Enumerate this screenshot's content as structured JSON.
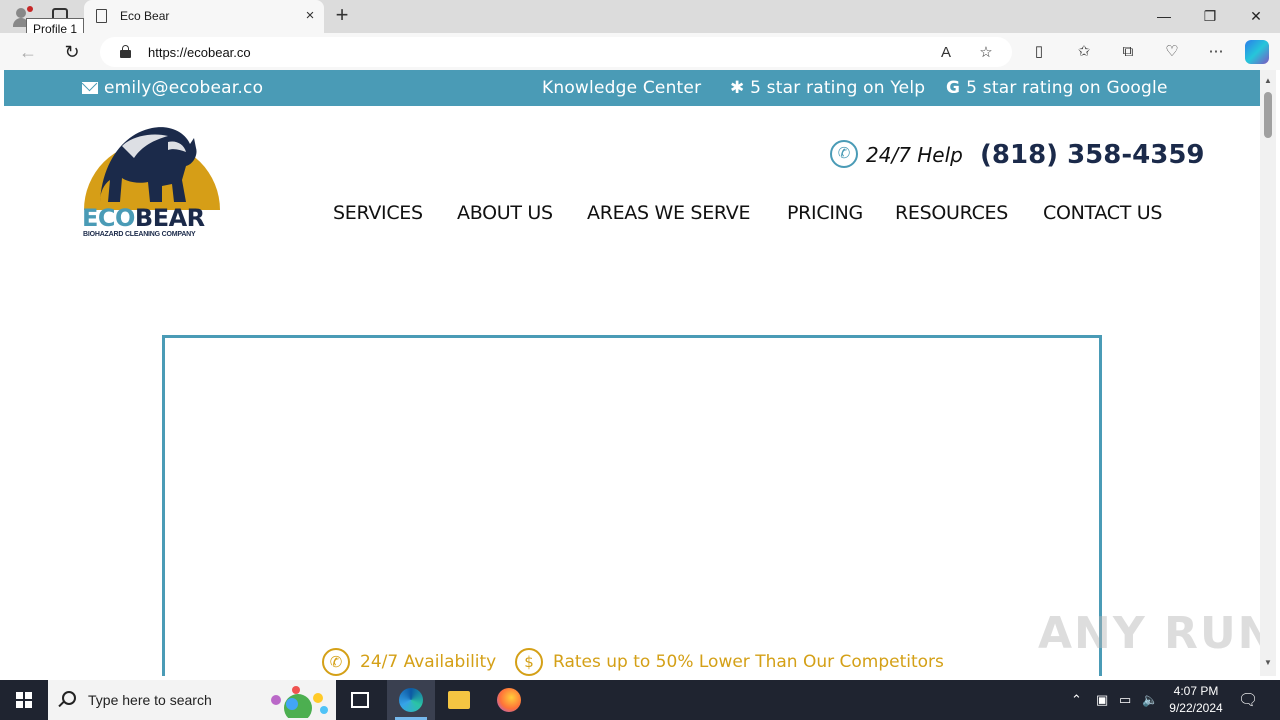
{
  "browser": {
    "tab_title": "Eco Bear",
    "tooltip": "Profile 1",
    "url": "https://ecobear.co",
    "new_tab_glyph": "+",
    "close_glyph": "×"
  },
  "site": {
    "email": "emily@ecobear.co",
    "knowledge_center": "Knowledge Center",
    "yelp_rating": "5 star rating on Yelp",
    "google_rating": "5 star rating on Google",
    "google_glyph": "G",
    "logo_eco": "ECO",
    "logo_bear": "BEAR",
    "logo_tagline": "BIOHAZARD CLEANING COMPANY",
    "help_text": "24/7 Help",
    "phone": "(818) 358-4359",
    "nav": [
      "SERVICES",
      "ABOUT US",
      "AREAS WE SERVE",
      "PRICING",
      "RESOURCES",
      "CONTACT US"
    ],
    "features": [
      {
        "icon": "phone-icon",
        "text": "24/7 Availability"
      },
      {
        "icon": "dollar-icon",
        "text": "Rates up to 50% Lower Than Our Competitors"
      }
    ],
    "watermark": "ANY RUN"
  },
  "taskbar": {
    "search_placeholder": "Type here to search",
    "time": "4:07 PM",
    "date": "9/22/2024"
  },
  "colors": {
    "brand_blue": "#4a9bb6",
    "brand_navy": "#1b2a4a",
    "brand_gold": "#d4a017"
  }
}
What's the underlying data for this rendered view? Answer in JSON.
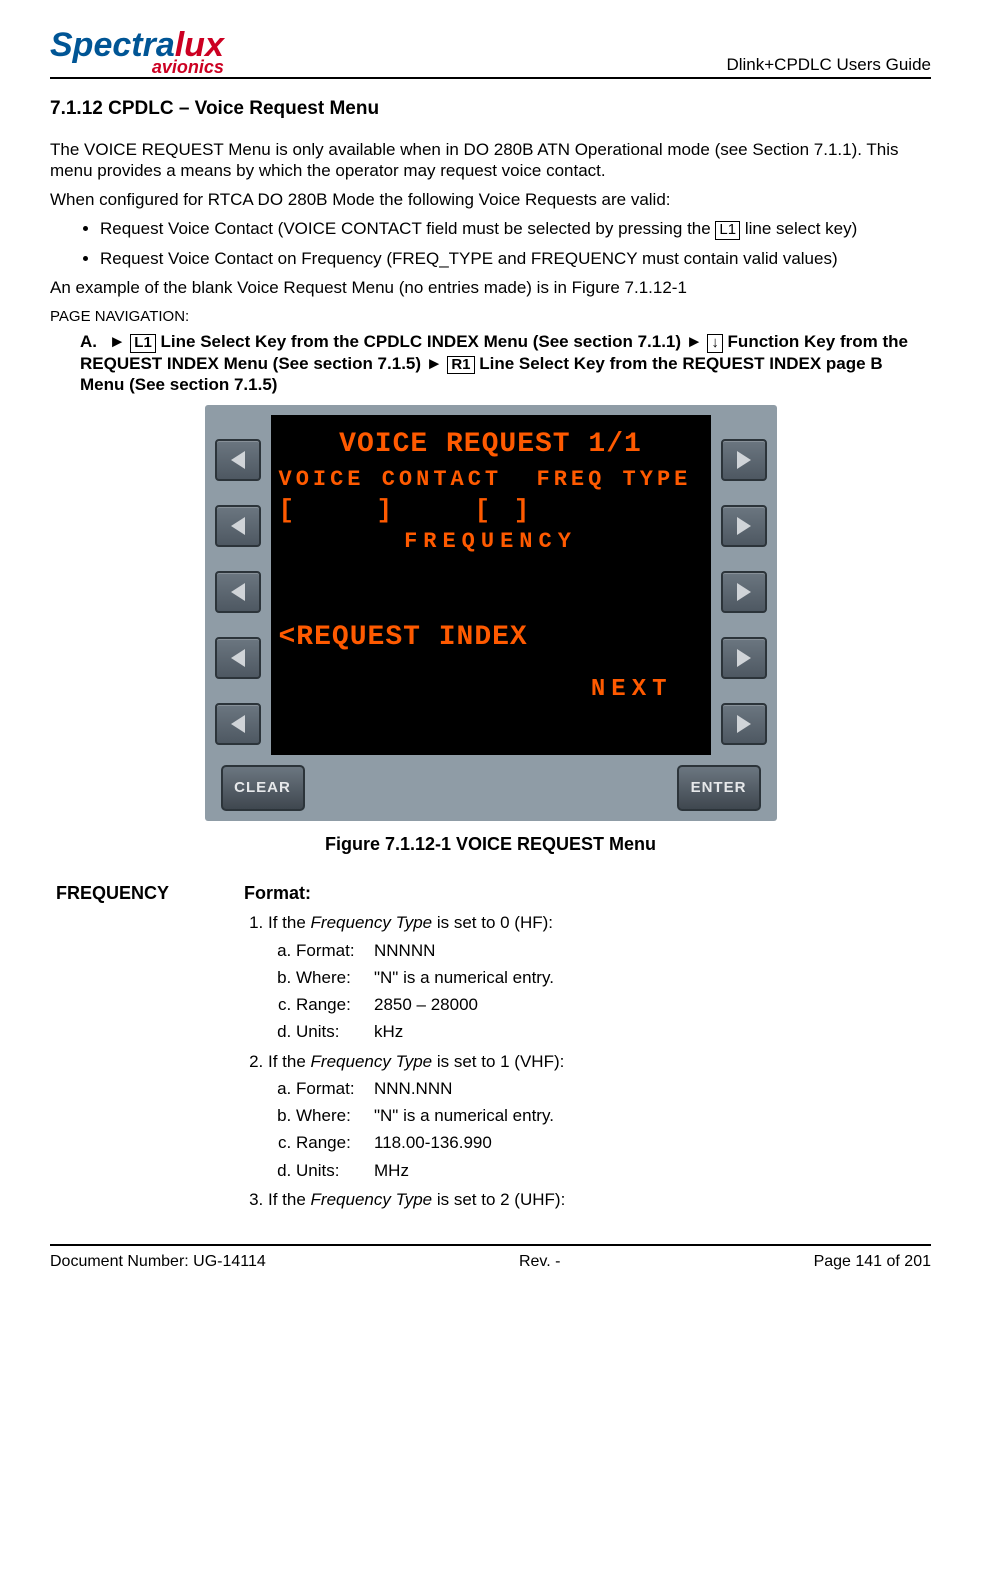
{
  "header": {
    "logo_main_1": "Spectra",
    "logo_main_2": "lux",
    "logo_sub": "avionics",
    "guide": "Dlink+CPDLC Users Guide"
  },
  "section": {
    "number": "7.1.12",
    "title": "CPDLC – Voice Request Menu"
  },
  "body": {
    "p1": "The VOICE REQUEST Menu is only available when in DO 280B ATN Operational mode (see Section 7.1.1). This menu provides a means by which the operator may request voice contact.",
    "p2": "When configured for RTCA DO 280B Mode the following Voice Requests are valid:",
    "bullet1a": "Request Voice Contact (VOICE CONTACT field must be selected by pressing the ",
    "bullet1_key": "L1",
    "bullet1b": " line select key)",
    "bullet2": "Request Voice Contact on Frequency (FREQ_TYPE and FREQUENCY must contain valid values)",
    "p3": "An example of the blank Voice Request Menu (no entries made) is in Figure 7.1.12-1",
    "nav_label": "PAGE NAVIGATION:",
    "nav_letter": "A.",
    "nav_seg1": "► ",
    "nav_key1": "L1",
    "nav_seg2": " Line Select Key from the CPDLC INDEX Menu (See section 7.1.1) ► ",
    "nav_key2": "↓",
    "nav_seg3": " Function Key from the REQUEST INDEX Menu (See section 7.1.5) ► ",
    "nav_key3": "R1",
    "nav_seg4": " Line Select Key from the REQUEST INDEX page B Menu (See section 7.1.5)"
  },
  "mcdu": {
    "title": "VOICE REQUEST  1/1",
    "labels": "VOICE CONTACT  FREQ TYPE",
    "inputs": "[    ]    [ ]",
    "freq_label": "FREQUENCY",
    "req_index": "<REQUEST INDEX",
    "next": "NEXT",
    "clear": "CLEAR",
    "enter": "ENTER"
  },
  "figure_caption": "Figure 7.1.12-1 VOICE REQUEST Menu",
  "spec": {
    "field": "FREQUENCY",
    "format_head": "Format:",
    "item1_intro_a": "If the ",
    "item1_intro_em": "Frequency Type",
    "item1_intro_b": " is set to 0 (HF):",
    "i1": {
      "a_k": "Format:",
      "a_v": "NNNNN",
      "b_k": "Where:",
      "b_v": "\"N\" is a numerical entry.",
      "c_k": "Range:",
      "c_v": "2850 – 28000",
      "d_k": "Units:",
      "d_v": "kHz"
    },
    "item2_intro_a": "If the ",
    "item2_intro_em": "Frequency Type",
    "item2_intro_b": " is set to 1 (VHF):",
    "i2": {
      "a_k": "Format:",
      "a_v": "NNN.NNN",
      "b_k": "Where:",
      "b_v": "\"N\" is a numerical entry.",
      "c_k": "Range:",
      "c_v": "118.00-136.990",
      "d_k": "Units:",
      "d_v": "MHz"
    },
    "item3_intro_a": "If the ",
    "item3_intro_em": "Frequency Type",
    "item3_intro_b": " is set to 2 (UHF):"
  },
  "footer": {
    "left": "Document Number:  UG-14114",
    "center": "Rev. -",
    "right": "Page 141 of 201"
  }
}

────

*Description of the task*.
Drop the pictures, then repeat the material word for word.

*Solution below*.
Enumerate this screenshot's content as structured JSON.
{
  "browser": {
    "tab_title": "Eco Bear",
    "tooltip": "Profile 1",
    "url": "https://ecobear.co",
    "new_tab_glyph": "+",
    "close_glyph": "×"
  },
  "site": {
    "email": "emily@ecobear.co",
    "knowledge_center": "Knowledge Center",
    "yelp_rating": "5 star rating on Yelp",
    "google_rating": "5 star rating on Google",
    "google_glyph": "G",
    "logo_eco": "ECO",
    "logo_bear": "BEAR",
    "logo_tagline": "BIOHAZARD CLEANING COMPANY",
    "help_text": "24/7 Help",
    "phone": "(818) 358-4359",
    "nav": [
      "SERVICES",
      "ABOUT US",
      "AREAS WE SERVE",
      "PRICING",
      "RESOURCES",
      "CONTACT US"
    ],
    "features": [
      {
        "icon": "phone-icon",
        "text": "24/7 Availability"
      },
      {
        "icon": "dollar-icon",
        "text": "Rates up to 50% Lower Than Our Competitors"
      }
    ],
    "watermark": "ANY RUN"
  },
  "taskbar": {
    "search_placeholder": "Type here to search",
    "time": "4:07 PM",
    "date": "9/22/2024"
  },
  "colors": {
    "brand_blue": "#4a9bb6",
    "brand_navy": "#1b2a4a",
    "brand_gold": "#d4a017"
  }
}
What's the underlying data for this rendered view? Answer in JSON.
{
  "header": {
    "logo_main_1": "Spectra",
    "logo_main_2": "lux",
    "logo_sub": "avionics",
    "guide": "Dlink+CPDLC Users Guide"
  },
  "section": {
    "number": "7.1.12",
    "title": "CPDLC – Voice Request Menu"
  },
  "body": {
    "p1": "The VOICE REQUEST Menu is only available when in DO 280B ATN Operational mode (see Section 7.1.1). This menu provides a means by which the operator may request voice contact.",
    "p2": "When configured for RTCA DO 280B Mode the following Voice Requests are valid:",
    "bullet1a": "Request Voice Contact (VOICE CONTACT field must be selected by pressing the ",
    "bullet1_key": "L1",
    "bullet1b": " line select key)",
    "bullet2": "Request Voice Contact on Frequency (FREQ_TYPE and FREQUENCY must contain valid values)",
    "p3": "An example of the blank Voice Request Menu (no entries made) is in Figure 7.1.12-1",
    "nav_label": "PAGE NAVIGATION:",
    "nav_letter": "A.",
    "nav_seg1": "► ",
    "nav_key1": "L1",
    "nav_seg2": " Line Select Key from the CPDLC INDEX Menu (See section 7.1.1) ► ",
    "nav_key2": "↓",
    "nav_seg3": " Function Key from the REQUEST INDEX Menu (See section 7.1.5) ► ",
    "nav_key3": "R1",
    "nav_seg4": " Line Select Key from the REQUEST INDEX page B Menu (See section 7.1.5)"
  },
  "mcdu": {
    "title": "VOICE REQUEST  1/1",
    "labels": "VOICE CONTACT  FREQ TYPE",
    "inputs": "[    ]    [ ]",
    "freq_label": "FREQUENCY",
    "req_index": "<REQUEST INDEX",
    "next": "NEXT",
    "clear": "CLEAR",
    "enter": "ENTER"
  },
  "figure_caption": "Figure 7.1.12-1 VOICE REQUEST Menu",
  "spec": {
    "field": "FREQUENCY",
    "format_head": "Format:",
    "item1_intro_a": "If the ",
    "item1_intro_em": "Frequency Type",
    "item1_intro_b": " is set to 0 (HF):",
    "i1": {
      "a_k": "Format:",
      "a_v": "NNNNN",
      "b_k": "Where:",
      "b_v": "\"N\" is a numerical entry.",
      "c_k": "Range:",
      "c_v": "2850 – 28000",
      "d_k": "Units:",
      "d_v": "kHz"
    },
    "item2_intro_a": "If the ",
    "item2_intro_em": "Frequency Type",
    "item2_intro_b": " is set to 1 (VHF):",
    "i2": {
      "a_k": "Format:",
      "a_v": "NNN.NNN",
      "b_k": "Where:",
      "b_v": "\"N\" is a numerical entry.",
      "c_k": "Range:",
      "c_v": "118.00-136.990",
      "d_k": "Units:",
      "d_v": "MHz"
    },
    "item3_intro_a": "If the ",
    "item3_intro_em": "Frequency Type",
    "item3_intro_b": " is set to 2 (UHF):"
  },
  "footer": {
    "left": "Document Number:  UG-14114",
    "center": "Rev. -",
    "right": "Page 141 of 201"
  }
}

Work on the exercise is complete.